What the task asks: Line by line, return the material below exactly as it reads.

Excerpted records:
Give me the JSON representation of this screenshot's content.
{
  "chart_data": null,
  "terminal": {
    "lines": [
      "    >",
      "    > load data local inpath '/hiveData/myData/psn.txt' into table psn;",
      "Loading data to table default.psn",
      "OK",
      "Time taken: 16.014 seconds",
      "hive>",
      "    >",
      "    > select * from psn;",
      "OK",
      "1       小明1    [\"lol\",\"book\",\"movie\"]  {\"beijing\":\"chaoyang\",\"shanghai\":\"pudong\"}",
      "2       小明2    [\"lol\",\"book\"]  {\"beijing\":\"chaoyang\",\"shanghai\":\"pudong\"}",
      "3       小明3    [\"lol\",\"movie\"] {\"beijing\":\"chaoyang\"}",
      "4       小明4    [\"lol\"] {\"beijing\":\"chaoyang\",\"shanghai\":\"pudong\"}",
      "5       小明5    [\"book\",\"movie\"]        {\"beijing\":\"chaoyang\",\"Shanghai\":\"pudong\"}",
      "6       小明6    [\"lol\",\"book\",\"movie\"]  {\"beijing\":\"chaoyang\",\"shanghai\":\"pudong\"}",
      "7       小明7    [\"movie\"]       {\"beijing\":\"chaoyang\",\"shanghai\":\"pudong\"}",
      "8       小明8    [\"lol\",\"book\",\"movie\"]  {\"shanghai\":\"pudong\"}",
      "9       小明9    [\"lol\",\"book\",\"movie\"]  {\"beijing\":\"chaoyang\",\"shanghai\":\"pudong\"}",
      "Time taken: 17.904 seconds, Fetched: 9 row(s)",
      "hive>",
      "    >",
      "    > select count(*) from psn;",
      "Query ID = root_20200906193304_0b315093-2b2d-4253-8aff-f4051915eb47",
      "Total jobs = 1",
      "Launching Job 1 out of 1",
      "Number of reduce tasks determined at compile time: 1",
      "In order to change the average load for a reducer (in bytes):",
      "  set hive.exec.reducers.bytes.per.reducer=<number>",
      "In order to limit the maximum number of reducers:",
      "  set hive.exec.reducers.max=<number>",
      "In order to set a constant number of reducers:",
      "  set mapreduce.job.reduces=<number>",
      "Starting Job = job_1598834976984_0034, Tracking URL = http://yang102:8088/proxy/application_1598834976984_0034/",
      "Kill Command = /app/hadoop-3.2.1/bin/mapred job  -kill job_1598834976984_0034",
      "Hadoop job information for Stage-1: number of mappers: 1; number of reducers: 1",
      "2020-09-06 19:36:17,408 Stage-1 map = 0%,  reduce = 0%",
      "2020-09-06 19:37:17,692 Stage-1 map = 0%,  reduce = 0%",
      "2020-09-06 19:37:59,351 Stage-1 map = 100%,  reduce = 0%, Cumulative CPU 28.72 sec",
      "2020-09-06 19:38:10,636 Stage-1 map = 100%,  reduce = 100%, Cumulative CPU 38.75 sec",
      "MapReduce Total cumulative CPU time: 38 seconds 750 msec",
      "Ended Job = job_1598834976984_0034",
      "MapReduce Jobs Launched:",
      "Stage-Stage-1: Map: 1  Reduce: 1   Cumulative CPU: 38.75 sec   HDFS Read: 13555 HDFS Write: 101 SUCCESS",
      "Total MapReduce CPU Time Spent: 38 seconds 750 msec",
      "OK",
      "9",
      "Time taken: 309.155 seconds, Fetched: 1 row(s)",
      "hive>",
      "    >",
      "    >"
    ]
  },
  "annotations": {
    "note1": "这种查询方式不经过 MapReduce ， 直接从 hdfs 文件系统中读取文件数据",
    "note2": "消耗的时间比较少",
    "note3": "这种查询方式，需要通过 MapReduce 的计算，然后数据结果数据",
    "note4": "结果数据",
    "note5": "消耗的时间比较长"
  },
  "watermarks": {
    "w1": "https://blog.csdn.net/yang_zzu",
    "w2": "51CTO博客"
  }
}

Problem solution:
Give me the JSON representation of this screenshot's content.
{
  "chart_data": null,
  "terminal": {
    "lines": [
      "    >",
      "    > load data local inpath '/hiveData/myData/psn.txt' into table psn;",
      "Loading data to table default.psn",
      "OK",
      "Time taken: 16.014 seconds",
      "hive>",
      "    >",
      "    > select * from psn;",
      "OK",
      "1       小明1    [\"lol\",\"book\",\"movie\"]  {\"beijing\":\"chaoyang\",\"shanghai\":\"pudong\"}",
      "2       小明2    [\"lol\",\"book\"]  {\"beijing\":\"chaoyang\",\"shanghai\":\"pudong\"}",
      "3       小明3    [\"lol\",\"movie\"] {\"beijing\":\"chaoyang\"}",
      "4       小明4    [\"lol\"] {\"beijing\":\"chaoyang\",\"shanghai\":\"pudong\"}",
      "5       小明5    [\"book\",\"movie\"]        {\"beijing\":\"chaoyang\",\"Shanghai\":\"pudong\"}",
      "6       小明6    [\"lol\",\"book\",\"movie\"]  {\"beijing\":\"chaoyang\",\"shanghai\":\"pudong\"}",
      "7       小明7    [\"movie\"]       {\"beijing\":\"chaoyang\",\"shanghai\":\"pudong\"}",
      "8       小明8    [\"lol\",\"book\",\"movie\"]  {\"shanghai\":\"pudong\"}",
      "9       小明9    [\"lol\",\"book\",\"movie\"]  {\"beijing\":\"chaoyang\",\"shanghai\":\"pudong\"}",
      "Time taken: 17.904 seconds, Fetched: 9 row(s)",
      "hive>",
      "    >",
      "    > select count(*) from psn;",
      "Query ID = root_20200906193304_0b315093-2b2d-4253-8aff-f4051915eb47",
      "Total jobs = 1",
      "Launching Job 1 out of 1",
      "Number of reduce tasks determined at compile time: 1",
      "In order to change the average load for a reducer (in bytes):",
      "  set hive.exec.reducers.bytes.per.reducer=<number>",
      "In order to limit the maximum number of reducers:",
      "  set hive.exec.reducers.max=<number>",
      "In order to set a constant number of reducers:",
      "  set mapreduce.job.reduces=<number>",
      "Starting Job = job_1598834976984_0034, Tracking URL = http://yang102:8088/proxy/application_1598834976984_0034/",
      "Kill Command = /app/hadoop-3.2.1/bin/mapred job  -kill job_1598834976984_0034",
      "Hadoop job information for Stage-1: number of mappers: 1; number of reducers: 1",
      "2020-09-06 19:36:17,408 Stage-1 map = 0%,  reduce = 0%",
      "2020-09-06 19:37:17,692 Stage-1 map = 0%,  reduce = 0%",
      "2020-09-06 19:37:59,351 Stage-1 map = 100%,  reduce = 0%, Cumulative CPU 28.72 sec",
      "2020-09-06 19:38:10,636 Stage-1 map = 100%,  reduce = 100%, Cumulative CPU 38.75 sec",
      "MapReduce Total cumulative CPU time: 38 seconds 750 msec",
      "Ended Job = job_1598834976984_0034",
      "MapReduce Jobs Launched:",
      "Stage-Stage-1: Map: 1  Reduce: 1   Cumulative CPU: 38.75 sec   HDFS Read: 13555 HDFS Write: 101 SUCCESS",
      "Total MapReduce CPU Time Spent: 38 seconds 750 msec",
      "OK",
      "9",
      "Time taken: 309.155 seconds, Fetched: 1 row(s)",
      "hive>",
      "    >",
      "    >"
    ]
  },
  "annotations": {
    "note1": "这种查询方式不经过 MapReduce ， 直接从 hdfs 文件系统中读取文件数据",
    "note2": "消耗的时间比较少",
    "note3": "这种查询方式，需要通过 MapReduce 的计算，然后数据结果数据",
    "note4": "结果数据",
    "note5": "消耗的时间比较长"
  },
  "watermarks": {
    "w1": "https://blog.csdn.net/yang_zzu",
    "w2": "51CTO博客"
  }
}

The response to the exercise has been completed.